Excerpted data -
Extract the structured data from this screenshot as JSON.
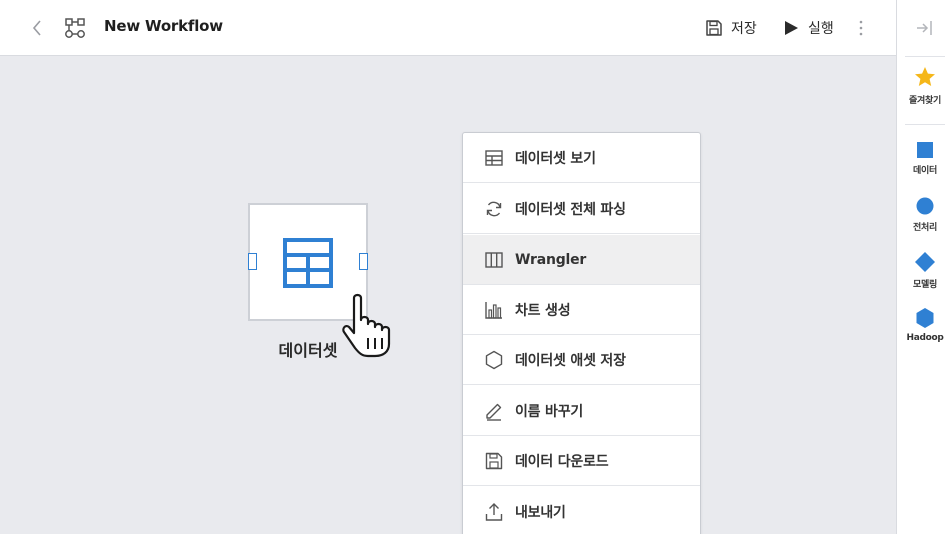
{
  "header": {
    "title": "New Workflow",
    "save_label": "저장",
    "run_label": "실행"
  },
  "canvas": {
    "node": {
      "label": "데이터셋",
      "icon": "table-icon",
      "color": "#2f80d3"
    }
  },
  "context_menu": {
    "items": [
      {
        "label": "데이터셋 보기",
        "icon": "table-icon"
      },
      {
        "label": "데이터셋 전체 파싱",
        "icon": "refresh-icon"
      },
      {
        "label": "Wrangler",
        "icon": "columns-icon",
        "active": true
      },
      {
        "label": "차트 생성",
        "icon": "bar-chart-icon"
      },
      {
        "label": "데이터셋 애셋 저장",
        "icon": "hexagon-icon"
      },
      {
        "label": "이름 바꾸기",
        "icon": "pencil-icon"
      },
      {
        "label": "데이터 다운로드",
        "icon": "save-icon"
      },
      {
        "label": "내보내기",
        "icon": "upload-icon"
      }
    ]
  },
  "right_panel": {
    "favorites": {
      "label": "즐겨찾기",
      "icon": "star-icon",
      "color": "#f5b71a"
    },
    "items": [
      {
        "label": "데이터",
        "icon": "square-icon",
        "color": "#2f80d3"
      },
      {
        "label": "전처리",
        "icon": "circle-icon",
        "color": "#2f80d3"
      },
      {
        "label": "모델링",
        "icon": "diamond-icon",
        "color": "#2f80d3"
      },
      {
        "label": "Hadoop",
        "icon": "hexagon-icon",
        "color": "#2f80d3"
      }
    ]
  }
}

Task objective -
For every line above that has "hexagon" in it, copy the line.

Finished exercise -
        "icon": "hexagon-icon"
        "icon": "hexagon-icon",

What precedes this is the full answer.